(Records contained in a dataset)
◆ ◆ ◆ ◆ ◆ ◆ ◆

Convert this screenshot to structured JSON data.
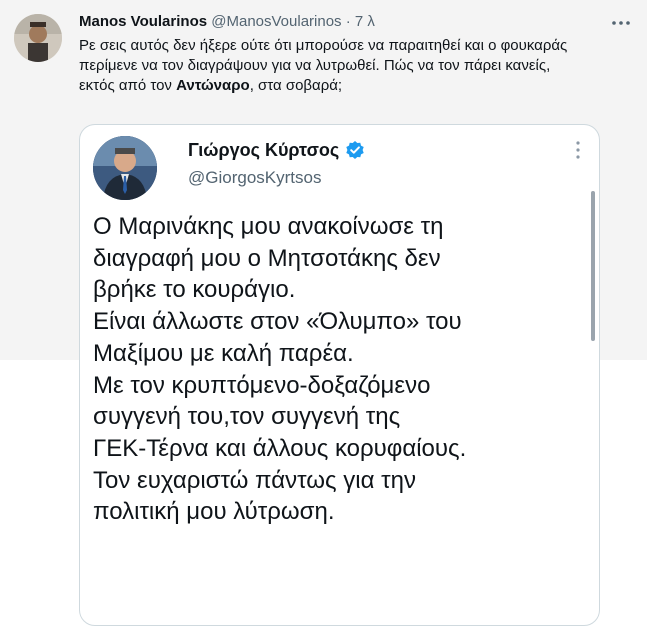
{
  "tweet": {
    "author_name": "Manos Voularinos",
    "handle": "@ManosVoularinos",
    "separator": "·",
    "time": "7 λ",
    "more_icon": "ellipsis-horizontal-icon",
    "text_line1": "Ρε σεις αυτός δεν ήξερε ούτε ότι μπορούσε να παραιτηθεί και ο φουκαράς",
    "text_line2": "περίμενε να τον διαγράψουν για να λυτρωθεί. Πώς να τον πάρει κανείς,",
    "text_line3_pre": "εκτός από τον ",
    "text_line3_bold": "Αντώναρο",
    "text_line3_post": ", στα σοβαρά;"
  },
  "quoted": {
    "name": "Γιώργος Κύρτσος",
    "handle": "@GiorgosKyrtsos",
    "verified_color": "#1d9bf0",
    "lines": [
      "Ο Μαρινάκης μου ανακοίνωσε τη",
      "διαγραφή μου ο Μητσοτάκης δεν",
      "βρήκε το κουράγιο.",
      "Είναι άλλωστε στον «Όλυμπο» του",
      "Μαξίμου με καλή παρέα.",
      "Με τον κρυπτόμενο-δοξαζόμενο",
      "συγγενή του,τον συγγενή της",
      "ΓΕΚ-Τέρνα και άλλους κορυφαίους.",
      "Τον ευχαριστώ πάντως για την",
      "πολιτική μου λύτρωση."
    ]
  }
}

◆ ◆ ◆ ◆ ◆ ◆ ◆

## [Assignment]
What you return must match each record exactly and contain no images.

## [Output for this task]
Convert this screenshot to structured JSON data.
{
  "tweet": {
    "author_name": "Manos Voularinos",
    "handle": "@ManosVoularinos",
    "separator": "·",
    "time": "7 λ",
    "more_icon": "ellipsis-horizontal-icon",
    "text_line1": "Ρε σεις αυτός δεν ήξερε ούτε ότι μπορούσε να παραιτηθεί και ο φουκαράς",
    "text_line2": "περίμενε να τον διαγράψουν για να λυτρωθεί. Πώς να τον πάρει κανείς,",
    "text_line3_pre": "εκτός από τον ",
    "text_line3_bold": "Αντώναρο",
    "text_line3_post": ", στα σοβαρά;"
  },
  "quoted": {
    "name": "Γιώργος Κύρτσος",
    "handle": "@GiorgosKyrtsos",
    "verified_color": "#1d9bf0",
    "lines": [
      "Ο Μαρινάκης μου ανακοίνωσε τη",
      "διαγραφή μου ο Μητσοτάκης δεν",
      "βρήκε το κουράγιο.",
      "Είναι άλλωστε στον «Όλυμπο» του",
      "Μαξίμου με καλή παρέα.",
      "Με τον κρυπτόμενο-δοξαζόμενο",
      "συγγενή του,τον συγγενή της",
      "ΓΕΚ-Τέρνα και άλλους κορυφαίους.",
      "Τον ευχαριστώ πάντως για την",
      "πολιτική μου λύτρωση."
    ]
  }
}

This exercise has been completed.